Governor Sanford: House Turns Its Back on Taxpayers
HOUSE GIVES ITSELF A BACKDOOR PAY INCREASE
ONE DAY AFTER GLOOMY ECONOMIC FORECAST
Governor Mark Sanford today asked the House of Representatives to reconsider their ill-advised vote in favor of backdoor pay increases for themselves.
"There are many good members of the House - some of who tried to have this vote reconsidered already - and I feel sure that many members must be unaware of this hidden pay increase. I want to alert those members to this, and ask that they revisit the issue,"; Gov. Sanford said.
As it stands now, this almost unbelievable show of disdain for the taxpayers of South Carolina was a vote to increase legislators' already generous legislative pensions by an automatic 2 percent each year - a legislative pension system that is already three times more generous than that given to the average state employee - a day after the state's Board of Economic Advisors voted to cut the state's revenue estimates by $90 million this year and $90 million in the coming year. The governor warned nearly two months ago that such a revision would be necessary.
In spite of this, the House voted to further increase their legislative pay perk in which taxpayers already kick in almost $4 for every $1 contributed by legislators. More egregious still, the governor noted, the House chose to take a non-recorded voice vote on the issue so that voters would not be able to hold legislators who voted for the increase accountable in this election year.
"It is absolutely unfathomable that some in the House would exhibit so much disdain for taxpayers in not only giving themselves this pay raise, but for doing so in such a way that prevents the voters of this state from holding them accountable for something this irresponsible,"; Gov. Sanford said. "It seems that some in the House believe that South Carolina can just print money like Washington. But we all know that isn't the case, and as the BEA said yesterday, some really tough choices are going to have to be made in order to shore up our budget."

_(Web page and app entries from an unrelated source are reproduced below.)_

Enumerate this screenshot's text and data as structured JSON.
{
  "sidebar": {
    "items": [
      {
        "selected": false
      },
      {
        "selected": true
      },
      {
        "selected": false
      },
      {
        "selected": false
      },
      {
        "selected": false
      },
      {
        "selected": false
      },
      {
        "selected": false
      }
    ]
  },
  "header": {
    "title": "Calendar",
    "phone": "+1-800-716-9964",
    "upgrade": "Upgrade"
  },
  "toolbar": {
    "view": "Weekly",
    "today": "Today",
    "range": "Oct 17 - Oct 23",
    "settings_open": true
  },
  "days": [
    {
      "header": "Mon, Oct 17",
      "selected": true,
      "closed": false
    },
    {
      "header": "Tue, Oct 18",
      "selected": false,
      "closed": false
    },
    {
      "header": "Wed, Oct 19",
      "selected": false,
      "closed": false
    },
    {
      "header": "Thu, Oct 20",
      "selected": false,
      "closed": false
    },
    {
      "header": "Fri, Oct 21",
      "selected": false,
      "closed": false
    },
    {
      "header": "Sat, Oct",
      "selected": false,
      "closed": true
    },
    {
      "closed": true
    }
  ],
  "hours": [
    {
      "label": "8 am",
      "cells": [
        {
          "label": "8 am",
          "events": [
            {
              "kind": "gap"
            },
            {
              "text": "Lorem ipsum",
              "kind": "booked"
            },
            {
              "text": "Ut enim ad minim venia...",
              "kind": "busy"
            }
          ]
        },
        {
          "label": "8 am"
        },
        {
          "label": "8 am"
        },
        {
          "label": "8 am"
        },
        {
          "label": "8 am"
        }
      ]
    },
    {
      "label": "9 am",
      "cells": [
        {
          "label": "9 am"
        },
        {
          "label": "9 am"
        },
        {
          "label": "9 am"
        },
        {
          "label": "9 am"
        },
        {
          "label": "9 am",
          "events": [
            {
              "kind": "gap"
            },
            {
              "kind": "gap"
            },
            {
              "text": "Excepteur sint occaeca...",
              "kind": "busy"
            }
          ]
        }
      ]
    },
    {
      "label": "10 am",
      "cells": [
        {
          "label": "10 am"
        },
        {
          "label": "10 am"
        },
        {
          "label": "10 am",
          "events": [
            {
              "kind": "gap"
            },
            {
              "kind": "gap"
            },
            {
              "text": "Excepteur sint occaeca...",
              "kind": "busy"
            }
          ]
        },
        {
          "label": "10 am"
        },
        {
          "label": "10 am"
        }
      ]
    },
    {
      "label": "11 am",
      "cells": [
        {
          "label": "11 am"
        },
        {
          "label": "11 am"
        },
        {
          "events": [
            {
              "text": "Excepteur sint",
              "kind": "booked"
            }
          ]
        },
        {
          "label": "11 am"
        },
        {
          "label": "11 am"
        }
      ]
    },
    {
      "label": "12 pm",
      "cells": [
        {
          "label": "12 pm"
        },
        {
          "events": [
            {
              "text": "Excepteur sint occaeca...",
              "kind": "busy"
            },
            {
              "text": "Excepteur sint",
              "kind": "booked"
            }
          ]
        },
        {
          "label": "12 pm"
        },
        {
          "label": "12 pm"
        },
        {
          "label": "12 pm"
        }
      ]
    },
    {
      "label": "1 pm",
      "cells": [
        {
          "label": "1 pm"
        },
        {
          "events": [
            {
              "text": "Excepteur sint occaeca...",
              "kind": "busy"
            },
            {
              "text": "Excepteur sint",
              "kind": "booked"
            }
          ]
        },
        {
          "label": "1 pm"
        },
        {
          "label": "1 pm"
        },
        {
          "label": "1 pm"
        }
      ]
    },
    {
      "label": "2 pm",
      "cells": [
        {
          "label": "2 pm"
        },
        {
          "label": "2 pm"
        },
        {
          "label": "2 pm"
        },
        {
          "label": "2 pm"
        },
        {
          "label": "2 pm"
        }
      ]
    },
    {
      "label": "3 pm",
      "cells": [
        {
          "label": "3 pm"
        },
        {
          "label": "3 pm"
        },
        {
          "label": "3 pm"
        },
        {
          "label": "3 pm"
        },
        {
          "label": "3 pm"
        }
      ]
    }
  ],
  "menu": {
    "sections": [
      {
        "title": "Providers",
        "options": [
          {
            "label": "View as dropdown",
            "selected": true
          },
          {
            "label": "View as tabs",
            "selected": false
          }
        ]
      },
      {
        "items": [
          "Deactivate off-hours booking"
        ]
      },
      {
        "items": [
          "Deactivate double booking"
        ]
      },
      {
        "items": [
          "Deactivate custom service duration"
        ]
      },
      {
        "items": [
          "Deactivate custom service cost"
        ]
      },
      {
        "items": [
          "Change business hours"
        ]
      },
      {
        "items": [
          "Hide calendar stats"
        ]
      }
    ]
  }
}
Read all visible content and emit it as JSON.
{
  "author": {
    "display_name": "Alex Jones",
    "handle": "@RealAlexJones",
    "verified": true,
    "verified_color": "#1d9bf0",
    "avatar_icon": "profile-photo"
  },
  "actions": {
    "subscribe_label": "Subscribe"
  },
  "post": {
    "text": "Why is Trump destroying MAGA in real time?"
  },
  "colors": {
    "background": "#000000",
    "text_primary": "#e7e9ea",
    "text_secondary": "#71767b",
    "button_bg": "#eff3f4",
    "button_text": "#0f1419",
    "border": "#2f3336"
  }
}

The legislative pay increase was attached to a larger bill that made changes to the state retirement system.